The Book of Kells is simply stunningly beautiful. It dates from around the year 800 and comprises four gospels of the Bible. Hand-written on vellum it survived the vicissitudes of over a millennium of tough times to make it to today as a lasting tribute to the amazing skills and imagination of the obscure monks who created it. If you like books at any level you can’t help but be inspired by such a beautiful work.
The level of detail in the work is completely amazing. There continues to be debate about how the monks could possibly have created decorations with up to thirty lines to a centimetre – the sort of detail you see on a banknote engraving today. Did they have a primitive magnifying glass before they were otherwise known? Did they train their eyes to go cross-eyed and so provide up to thirty-times magnification? This last theory seems to have currency, although no matter how many times I read about it I fail to see how it works – perhaps a failing of having only one eye myself.
The Book is kept in Trinity College Library which is worth a visit in itself. The Long Room contains thousands of ancient volumes in a long, vaulted and wood-paneled room. The centre of the room is lined with display cases of particularly interested manuscripts and curios from times past – from skeletal remains to Yeats’ notes. But even without the curios, the Long Room is just great. With the sort of mezzanine level which all great libraries should have, the display of thousands of leather-bound books makes my hands itch with the unfulfilled desire to investigate them.
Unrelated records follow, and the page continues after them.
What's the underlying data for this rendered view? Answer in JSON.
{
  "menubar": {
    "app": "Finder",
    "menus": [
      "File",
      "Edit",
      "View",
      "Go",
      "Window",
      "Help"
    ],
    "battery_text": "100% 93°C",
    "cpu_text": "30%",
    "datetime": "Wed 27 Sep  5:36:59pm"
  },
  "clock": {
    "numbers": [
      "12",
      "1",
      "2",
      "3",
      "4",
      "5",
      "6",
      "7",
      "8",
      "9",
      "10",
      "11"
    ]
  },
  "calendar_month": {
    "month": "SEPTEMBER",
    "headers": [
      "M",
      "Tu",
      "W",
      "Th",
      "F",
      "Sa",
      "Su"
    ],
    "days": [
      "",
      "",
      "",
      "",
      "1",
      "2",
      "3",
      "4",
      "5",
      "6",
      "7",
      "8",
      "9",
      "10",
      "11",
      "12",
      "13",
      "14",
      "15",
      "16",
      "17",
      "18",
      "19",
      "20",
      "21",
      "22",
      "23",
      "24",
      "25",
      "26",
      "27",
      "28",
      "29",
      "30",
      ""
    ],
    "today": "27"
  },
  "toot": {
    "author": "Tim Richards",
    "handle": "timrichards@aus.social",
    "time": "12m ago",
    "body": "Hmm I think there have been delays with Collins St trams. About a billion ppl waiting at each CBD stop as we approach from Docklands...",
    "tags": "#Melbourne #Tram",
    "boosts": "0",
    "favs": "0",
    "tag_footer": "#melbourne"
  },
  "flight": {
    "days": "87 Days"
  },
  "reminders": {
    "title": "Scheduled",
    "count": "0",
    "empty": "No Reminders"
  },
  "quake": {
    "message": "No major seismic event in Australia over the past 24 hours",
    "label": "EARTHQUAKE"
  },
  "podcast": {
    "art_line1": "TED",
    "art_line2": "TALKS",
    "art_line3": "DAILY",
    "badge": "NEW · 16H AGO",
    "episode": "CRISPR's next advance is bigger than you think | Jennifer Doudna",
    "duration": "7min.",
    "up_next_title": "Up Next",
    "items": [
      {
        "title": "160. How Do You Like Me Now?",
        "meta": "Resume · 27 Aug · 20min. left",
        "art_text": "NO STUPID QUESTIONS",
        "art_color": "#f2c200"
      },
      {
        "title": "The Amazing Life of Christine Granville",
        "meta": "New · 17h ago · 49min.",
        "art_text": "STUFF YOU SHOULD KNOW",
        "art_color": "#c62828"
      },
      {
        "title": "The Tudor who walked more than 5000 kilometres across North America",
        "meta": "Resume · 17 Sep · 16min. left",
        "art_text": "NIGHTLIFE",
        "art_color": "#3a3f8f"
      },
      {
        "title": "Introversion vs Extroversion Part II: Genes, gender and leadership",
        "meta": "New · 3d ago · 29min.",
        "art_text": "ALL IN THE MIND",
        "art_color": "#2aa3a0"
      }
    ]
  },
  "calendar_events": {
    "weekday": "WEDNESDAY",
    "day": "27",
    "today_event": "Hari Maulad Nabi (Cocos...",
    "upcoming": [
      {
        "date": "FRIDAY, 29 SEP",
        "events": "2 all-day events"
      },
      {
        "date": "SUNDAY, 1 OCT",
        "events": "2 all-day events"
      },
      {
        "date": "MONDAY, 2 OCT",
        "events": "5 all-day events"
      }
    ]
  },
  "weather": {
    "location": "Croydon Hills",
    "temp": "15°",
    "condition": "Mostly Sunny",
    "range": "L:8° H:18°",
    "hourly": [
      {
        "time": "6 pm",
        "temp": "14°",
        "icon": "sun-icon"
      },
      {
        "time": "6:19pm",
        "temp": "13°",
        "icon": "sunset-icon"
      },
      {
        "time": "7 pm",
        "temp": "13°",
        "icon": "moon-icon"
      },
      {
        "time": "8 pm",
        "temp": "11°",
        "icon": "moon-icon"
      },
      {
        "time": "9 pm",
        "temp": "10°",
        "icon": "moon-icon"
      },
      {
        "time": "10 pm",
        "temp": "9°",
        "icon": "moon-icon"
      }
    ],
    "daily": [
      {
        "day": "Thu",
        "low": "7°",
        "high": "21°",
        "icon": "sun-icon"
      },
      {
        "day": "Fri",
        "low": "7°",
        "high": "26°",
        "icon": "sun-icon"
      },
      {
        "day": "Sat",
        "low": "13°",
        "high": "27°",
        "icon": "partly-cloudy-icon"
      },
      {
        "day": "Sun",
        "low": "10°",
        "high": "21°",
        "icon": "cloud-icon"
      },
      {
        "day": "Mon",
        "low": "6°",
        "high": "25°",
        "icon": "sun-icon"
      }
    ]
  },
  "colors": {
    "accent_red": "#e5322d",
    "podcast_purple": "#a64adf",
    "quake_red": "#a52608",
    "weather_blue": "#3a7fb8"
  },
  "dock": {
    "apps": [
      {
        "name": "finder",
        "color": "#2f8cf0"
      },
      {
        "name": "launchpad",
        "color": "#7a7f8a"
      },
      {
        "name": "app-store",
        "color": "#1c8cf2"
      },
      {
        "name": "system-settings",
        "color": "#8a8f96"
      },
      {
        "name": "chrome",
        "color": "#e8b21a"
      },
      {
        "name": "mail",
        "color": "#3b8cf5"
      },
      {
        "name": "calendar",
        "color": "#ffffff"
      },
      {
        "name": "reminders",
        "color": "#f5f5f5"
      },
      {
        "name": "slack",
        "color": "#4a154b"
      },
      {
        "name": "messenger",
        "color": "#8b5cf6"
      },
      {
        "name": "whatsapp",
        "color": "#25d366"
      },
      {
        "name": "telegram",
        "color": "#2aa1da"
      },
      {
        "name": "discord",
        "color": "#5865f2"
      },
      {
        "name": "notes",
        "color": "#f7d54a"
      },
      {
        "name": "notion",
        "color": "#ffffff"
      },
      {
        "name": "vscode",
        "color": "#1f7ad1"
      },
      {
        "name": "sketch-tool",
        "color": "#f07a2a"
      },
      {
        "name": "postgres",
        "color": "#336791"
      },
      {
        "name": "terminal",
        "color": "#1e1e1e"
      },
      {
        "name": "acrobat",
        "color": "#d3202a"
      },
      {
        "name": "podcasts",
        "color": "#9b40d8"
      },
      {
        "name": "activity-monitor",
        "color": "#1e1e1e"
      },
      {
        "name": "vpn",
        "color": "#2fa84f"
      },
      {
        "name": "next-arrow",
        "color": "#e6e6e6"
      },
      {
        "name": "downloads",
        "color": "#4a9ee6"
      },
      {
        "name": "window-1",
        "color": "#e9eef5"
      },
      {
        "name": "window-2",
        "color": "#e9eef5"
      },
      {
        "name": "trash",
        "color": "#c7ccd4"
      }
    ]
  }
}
I can only love a country that has a book as its greatest national treasure, even if it has a harp on its coins and beer. And the Long Room? It has the original harp too.